Telescope Making

No longer published
Originally published by Kalmbach (the people who do Astronomy magazine). I think there were 46 issues in all. You can sometimes find these at swap tables, but the demand definitely outstrips supply. Back issues are available from Kalmbach, but only for the last several issues.

Amateur Telescope Making Journal

This is a quarterly (or so) journal that took up the slack when Telescope Making ceased publication. Lots of good articles and complete back issues are available.

Sky and Telescope

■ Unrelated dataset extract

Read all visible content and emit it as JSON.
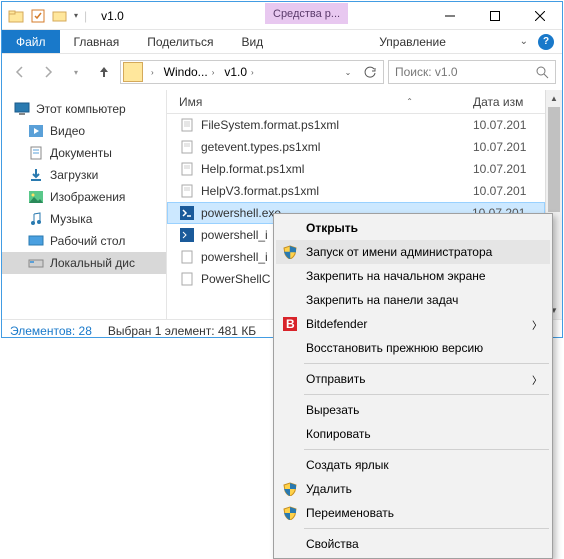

Sky and Telescope has included a section on telescope making in every issue for several decades. Originally called "Gleanings for ATMs" and then "Telescope Making". The articles are generally far too brief to be called a reference, but it's a great source of ideas. Starting with the July 1997 issue, this column has again been renamed, this time to "Telescope Techniques" and the articles seem to have taken a decidedly non-technical slant. Time will tell if this will remain a valuable telescope making resource.